The client's guidance sketches

Working drawing, except for change to side view at footboard

Gluing in the inlay background

'Petals' glued in .... Ready to clamp

Second step on the finish samples ... The wood has been sanded lightly and oiled
... we're looking for something like the 'pinkish-whitish' tone on the left

Test cut of headboard in mdf to guage proortions and overall feel
It's hard to get all the information that you need from a drawing and this process doesn't take a lot of time and lets us see if we know where we are going. In this case, we're going to rotate the flower inlay slightly, move it so the bottom interesection is on the centerline and move it up closer to the top of the headboard....
Close up of sample cut

The top of the headoard to be cut, sanded and inlaid before gluing to the rest of it shown assembled below

The first rough assembly and dimension check

Several hours of jointing and planing rough lumber

Our first sample inlay The bubinga wouldn't lighten up with the white stain so we changed to ash

Tuesday, June 10, 2008

Fix the Pix

I had two friends who are professional photographers here today interrupting my lunch, checking out the shop, looking at my work, my photos, etc.

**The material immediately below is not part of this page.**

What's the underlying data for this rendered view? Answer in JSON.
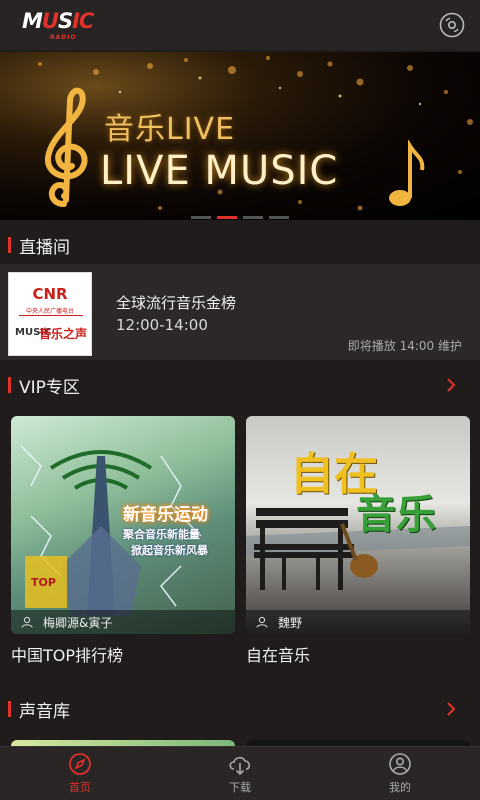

We got to talking about photography and discussing Photoshop and to my surprise neither one of them were very familiar with the 'warp' or 'distort' feature found in Photoshop. Well, actually, they'd heard of them but had never used them much. We use them ALL THE TIME to correct our digital photos both for printing and for email. I send a LOT of email pictures, mostly via this blog, to keep my clients posted on the progress of their pieces. These simple fixes can change your photos from looking like this

With everything pointing toward the floor.
To eventually looking like this
Better, but the drwers are still sagging in the middle
To finally this edition .... straightened right up.

Here's how it goes in basic photoshop, including the relatively inexpensive version, Elements.
Start with your picture ... First hit the maximize box and "View .. Fit on screen" ....
Select All
Edit .. Transform .. Distort ... Little boxes/handles appear at the corners of your photo
Drag the boxes around until you get it the way you want it and hit enter. You may have to crop and fill various parts of the results after you do this, but eventually you'll be able to use this feature in almost no time, and you'll never email a crooked picture again. "Practice makes perfect. " I'm sure other photo editing programs have this feature though I have not had experience with them .....I'll cover the cutting out of photos and the 'Warp' feature (to correct spherical distortion) found in more advanced versions of Photoshop later .... Click the photos to enlarge .... leave a comment if you want ....